* [BRIEF] Leave out the pictures and restate the rest of the data exactly.

[Excerpts from an interface dataset]
§
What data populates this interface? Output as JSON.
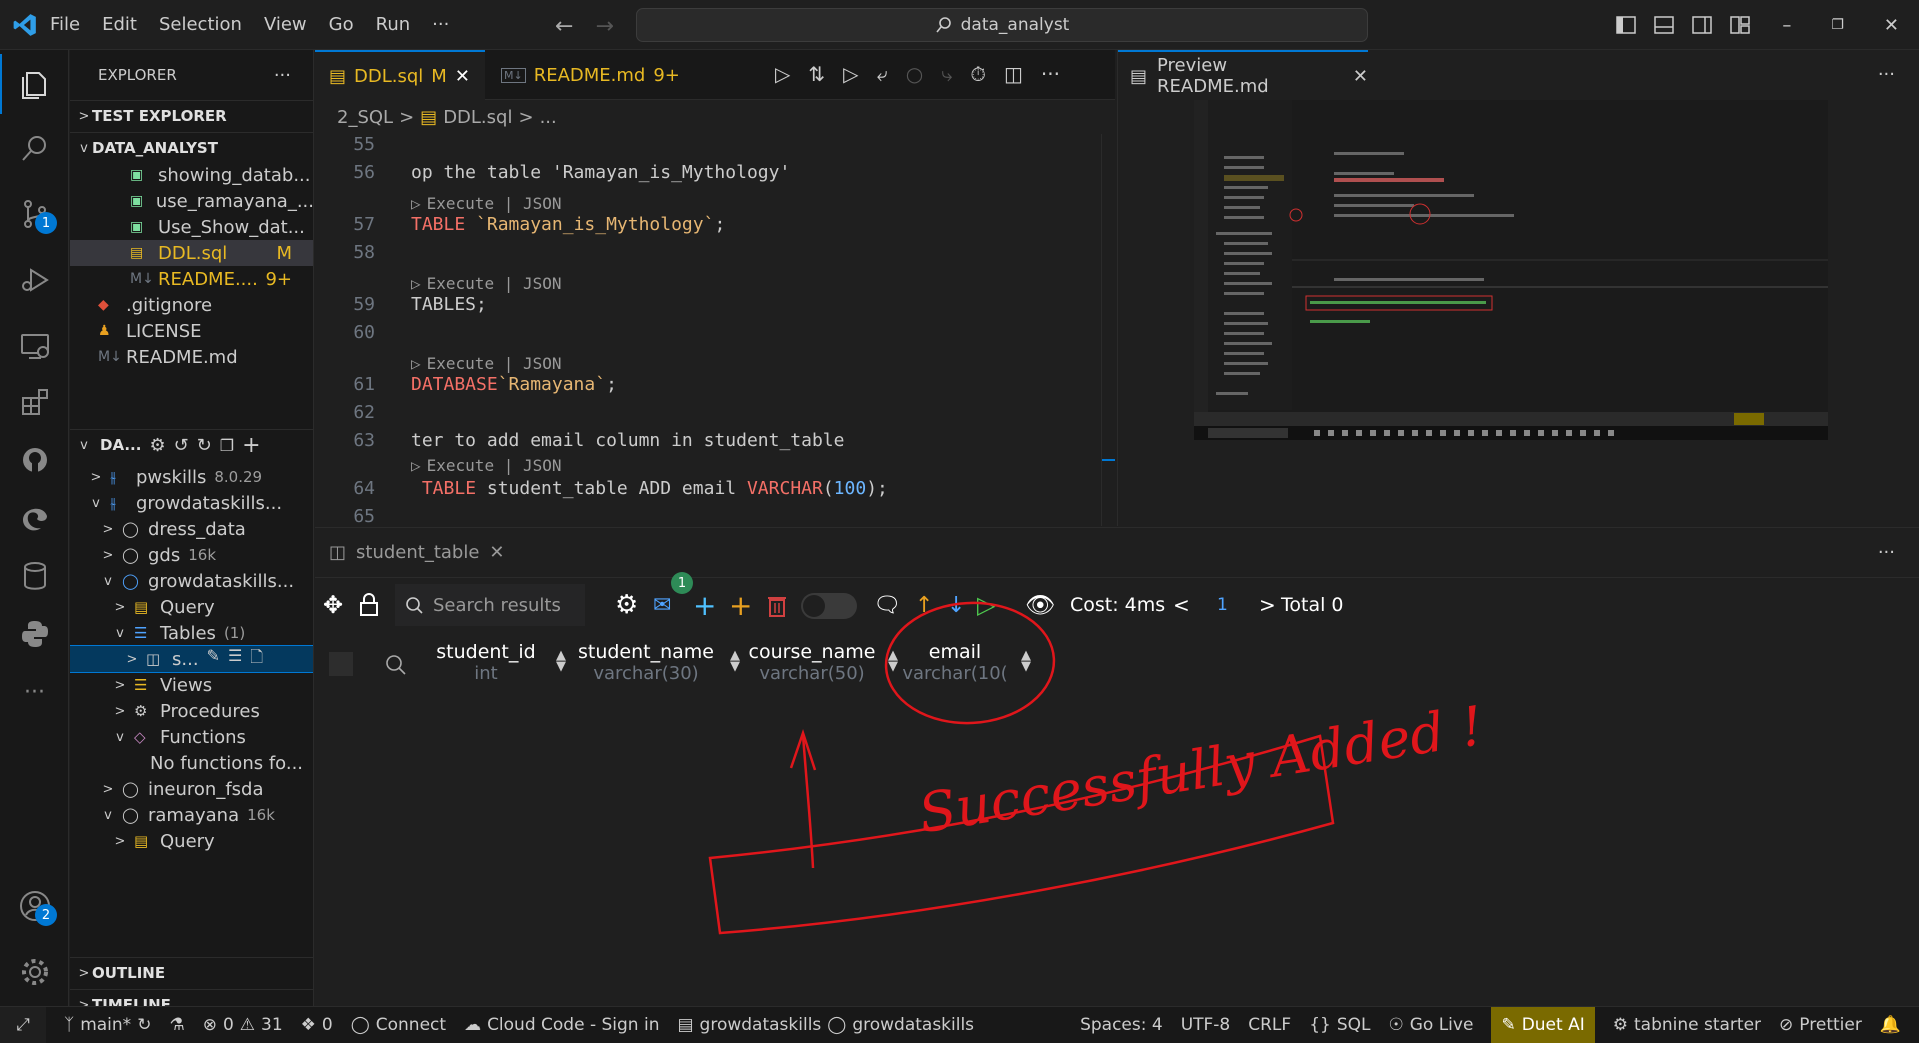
{
  "title_bar": {
    "menu": [
      "File",
      "Edit",
      "Selection",
      "View",
      "Go",
      "Run"
    ],
    "more": "···",
    "search": "data_analyst"
  },
  "explorer": {
    "title": "EXPLORER",
    "more": "···",
    "test_explorer": "TEST EXPLORER",
    "folder": "DATA_ANALYST",
    "files": [
      {
        "name": "showing_datab...",
        "badge": "",
        "icon": "image-icon"
      },
      {
        "name": "use_ramayana_...",
        "badge": "",
        "icon": "image-icon"
      },
      {
        "name": "Use_Show_dat...",
        "badge": "",
        "icon": "image-icon"
      },
      {
        "name": "DDL.sql",
        "badge": "M",
        "icon": "database-icon"
      },
      {
        "name": "README....",
        "badge": "9+",
        "icon": "markdown-icon"
      },
      {
        "name": ".gitignore",
        "badge": "",
        "icon": "git-icon"
      },
      {
        "name": "LICENSE",
        "badge": "",
        "icon": "license-icon"
      },
      {
        "name": "README.md",
        "badge": "",
        "icon": "markdown-icon"
      }
    ],
    "db_section": "DA...",
    "db_tree": [
      {
        "label": "pwskills",
        "meta": "8.0.29",
        "indent": 1,
        "chev": ">"
      },
      {
        "label": "growdataskills...",
        "meta": "",
        "indent": 1,
        "chev": "v"
      },
      {
        "label": "dress_data",
        "meta": "",
        "indent": 2,
        "chev": ">"
      },
      {
        "label": "gds",
        "meta": "16k",
        "indent": 2,
        "chev": ">"
      },
      {
        "label": "growdataskills...",
        "meta": "",
        "indent": 2,
        "chev": "v"
      },
      {
        "label": "Query",
        "meta": "",
        "indent": 3,
        "chev": ">"
      },
      {
        "label": "Tables",
        "meta": "(1)",
        "indent": 3,
        "chev": "v"
      },
      {
        "label": "s...",
        "meta": "",
        "indent": 4,
        "chev": ">"
      },
      {
        "label": "Views",
        "meta": "",
        "indent": 3,
        "chev": ">"
      },
      {
        "label": "Procedures",
        "meta": "",
        "indent": 3,
        "chev": ">"
      },
      {
        "label": "Functions",
        "meta": "",
        "indent": 3,
        "chev": "v"
      },
      {
        "label": "No functions fo...",
        "meta": "",
        "indent": 4,
        "chev": ""
      },
      {
        "label": "ineuron_fsda",
        "meta": "",
        "indent": 2,
        "chev": ">"
      },
      {
        "label": "ramayana",
        "meta": "16k",
        "indent": 2,
        "chev": "v"
      },
      {
        "label": "Query",
        "meta": "",
        "indent": 3,
        "chev": ">"
      }
    ],
    "outline": "OUTLINE",
    "timeline": "TIMELINE"
  },
  "activity": {
    "scm_badge": "1",
    "account_badge": "2",
    "more": "···"
  },
  "editor": {
    "tabs": [
      {
        "label": "DDL.sql",
        "badge": "M"
      },
      {
        "label": "README.md",
        "badge": "9+"
      }
    ],
    "breadcrumb": [
      "2_SQL",
      "DDL.sql",
      "..."
    ],
    "lines": [
      {
        "n": "55",
        "html": ""
      },
      {
        "n": "56",
        "html": "op the table 'Ramayan_is_Mythology'"
      },
      {
        "n": "57",
        "html": "<span class=\"kw\">TABLE</span> <span class=\"str\">`Ramayan_is_Mythology`</span>;"
      },
      {
        "n": "58",
        "html": ""
      },
      {
        "n": "59",
        "html": "TABLES;"
      },
      {
        "n": "60",
        "html": ""
      },
      {
        "n": "61",
        "html": "<span class=\"kw\">DATABASE</span><span class=\"str\">`Ramayana`</span>;"
      },
      {
        "n": "62",
        "html": ""
      },
      {
        "n": "63",
        "html": "ter to add email column in student_table"
      },
      {
        "n": "64",
        "html": " <span class=\"kw\">TABLE</span> student_table ADD email <span class=\"kw\">VARCHAR</span>(<span class=\"num\">100</span>);"
      },
      {
        "n": "65",
        "html": ""
      }
    ],
    "codelens": "Execute | JSON"
  },
  "preview": {
    "tab": "Preview README.md",
    "more": "···"
  },
  "panel": {
    "tab": "student_table",
    "more": "···",
    "search_placeholder": "Search results",
    "mail_badge": "1",
    "cost": "Cost: 4ms",
    "page": "1",
    "total": "Total 0",
    "columns": [
      {
        "name": "student_id",
        "type": "int"
      },
      {
        "name": "student_name",
        "type": "varchar(30)"
      },
      {
        "name": "course_name",
        "type": "varchar(50)"
      },
      {
        "name": "email",
        "type": "varchar(10("
      }
    ],
    "annotation": "Successfully Added !"
  },
  "status": {
    "branch": "main*",
    "errors": "0",
    "warnings": "31",
    "ports": "0",
    "connect": "Connect",
    "cloud": "Cloud Code - Sign in",
    "db1": "growdataskills",
    "db2": "growdataskills",
    "spaces": "Spaces: 4",
    "encoding": "UTF-8",
    "eol": "CRLF",
    "lang": "SQL",
    "golive": "Go Live",
    "duet": "Duet AI",
    "tabnine": "tabnine starter",
    "prettier": "Prettier"
  },
  "colors": {
    "accent": "#0078d4",
    "annotation": "#e0161b",
    "duet_bg": "#7a6a00"
  }
}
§
* [EXERCISE RESPONSE]
What data populates this interface? Output as JSON.
{
  "title_bar": {
    "menu": [
      "File",
      "Edit",
      "Selection",
      "View",
      "Go",
      "Run"
    ],
    "more": "···",
    "search": "data_analyst"
  },
  "explorer": {
    "title": "EXPLORER",
    "more": "···",
    "test_explorer": "TEST EXPLORER",
    "folder": "DATA_ANALYST",
    "files": [
      {
        "name": "showing_datab...",
        "badge": "",
        "icon": "image-icon"
      },
      {
        "name": "use_ramayana_...",
        "badge": "",
        "icon": "image-icon"
      },
      {
        "name": "Use_Show_dat...",
        "badge": "",
        "icon": "image-icon"
      },
      {
        "name": "DDL.sql",
        "badge": "M",
        "icon": "database-icon"
      },
      {
        "name": "README....",
        "badge": "9+",
        "icon": "markdown-icon"
      },
      {
        "name": ".gitignore",
        "badge": "",
        "icon": "git-icon"
      },
      {
        "name": "LICENSE",
        "badge": "",
        "icon": "license-icon"
      },
      {
        "name": "README.md",
        "badge": "",
        "icon": "markdown-icon"
      }
    ],
    "db_section": "DA...",
    "db_tree": [
      {
        "label": "pwskills",
        "meta": "8.0.29",
        "indent": 1,
        "chev": ">"
      },
      {
        "label": "growdataskills...",
        "meta": "",
        "indent": 1,
        "chev": "v"
      },
      {
        "label": "dress_data",
        "meta": "",
        "indent": 2,
        "chev": ">"
      },
      {
        "label": "gds",
        "meta": "16k",
        "indent": 2,
        "chev": ">"
      },
      {
        "label": "growdataskills...",
        "meta": "",
        "indent": 2,
        "chev": "v"
      },
      {
        "label": "Query",
        "meta": "",
        "indent": 3,
        "chev": ">"
      },
      {
        "label": "Tables",
        "meta": "(1)",
        "indent": 3,
        "chev": "v"
      },
      {
        "label": "s...",
        "meta": "",
        "indent": 4,
        "chev": ">"
      },
      {
        "label": "Views",
        "meta": "",
        "indent": 3,
        "chev": ">"
      },
      {
        "label": "Procedures",
        "meta": "",
        "indent": 3,
        "chev": ">"
      },
      {
        "label": "Functions",
        "meta": "",
        "indent": 3,
        "chev": "v"
      },
      {
        "label": "No functions fo...",
        "meta": "",
        "indent": 4,
        "chev": ""
      },
      {
        "label": "ineuron_fsda",
        "meta": "",
        "indent": 2,
        "chev": ">"
      },
      {
        "label": "ramayana",
        "meta": "16k",
        "indent": 2,
        "chev": "v"
      },
      {
        "label": "Query",
        "meta": "",
        "indent": 3,
        "chev": ">"
      }
    ],
    "outline": "OUTLINE",
    "timeline": "TIMELINE"
  },
  "activity": {
    "scm_badge": "1",
    "account_badge": "2",
    "more": "···"
  },
  "editor": {
    "tabs": [
      {
        "label": "DDL.sql",
        "badge": "M"
      },
      {
        "label": "README.md",
        "badge": "9+"
      }
    ],
    "breadcrumb": [
      "2_SQL",
      "DDL.sql",
      "..."
    ],
    "lines": [
      {
        "n": "55",
        "html": ""
      },
      {
        "n": "56",
        "html": "op the table 'Ramayan_is_Mythology'"
      },
      {
        "n": "57",
        "html": "<span class=\"kw\">TABLE</span> <span class=\"str\">`Ramayan_is_Mythology`</span>;"
      },
      {
        "n": "58",
        "html": ""
      },
      {
        "n": "59",
        "html": "TABLES;"
      },
      {
        "n": "60",
        "html": ""
      },
      {
        "n": "61",
        "html": "<span class=\"kw\">DATABASE</span><span class=\"str\">`Ramayana`</span>;"
      },
      {
        "n": "62",
        "html": ""
      },
      {
        "n": "63",
        "html": "ter to add email column in student_table"
      },
      {
        "n": "64",
        "html": " <span class=\"kw\">TABLE</span> student_table ADD email <span class=\"kw\">VARCHAR</span>(<span class=\"num\">100</span>);"
      },
      {
        "n": "65",
        "html": ""
      }
    ],
    "codelens": "Execute | JSON"
  },
  "preview": {
    "tab": "Preview README.md",
    "more": "···"
  },
  "panel": {
    "tab": "student_table",
    "more": "···",
    "search_placeholder": "Search results",
    "mail_badge": "1",
    "cost": "Cost: 4ms",
    "page": "1",
    "total": "Total 0",
    "columns": [
      {
        "name": "student_id",
        "type": "int"
      },
      {
        "name": "student_name",
        "type": "varchar(30)"
      },
      {
        "name": "course_name",
        "type": "varchar(50)"
      },
      {
        "name": "email",
        "type": "varchar(10("
      }
    ],
    "annotation": "Successfully Added !"
  },
  "status": {
    "branch": "main*",
    "errors": "0",
    "warnings": "31",
    "ports": "0",
    "connect": "Connect",
    "cloud": "Cloud Code - Sign in",
    "db1": "growdataskills",
    "db2": "growdataskills",
    "spaces": "Spaces: 4",
    "encoding": "UTF-8",
    "eol": "CRLF",
    "lang": "SQL",
    "golive": "Go Live",
    "duet": "Duet AI",
    "tabnine": "tabnine starter",
    "prettier": "Prettier"
  },
  "colors": {
    "accent": "#0078d4",
    "annotation": "#e0161b",
    "duet_bg": "#7a6a00"
  }
}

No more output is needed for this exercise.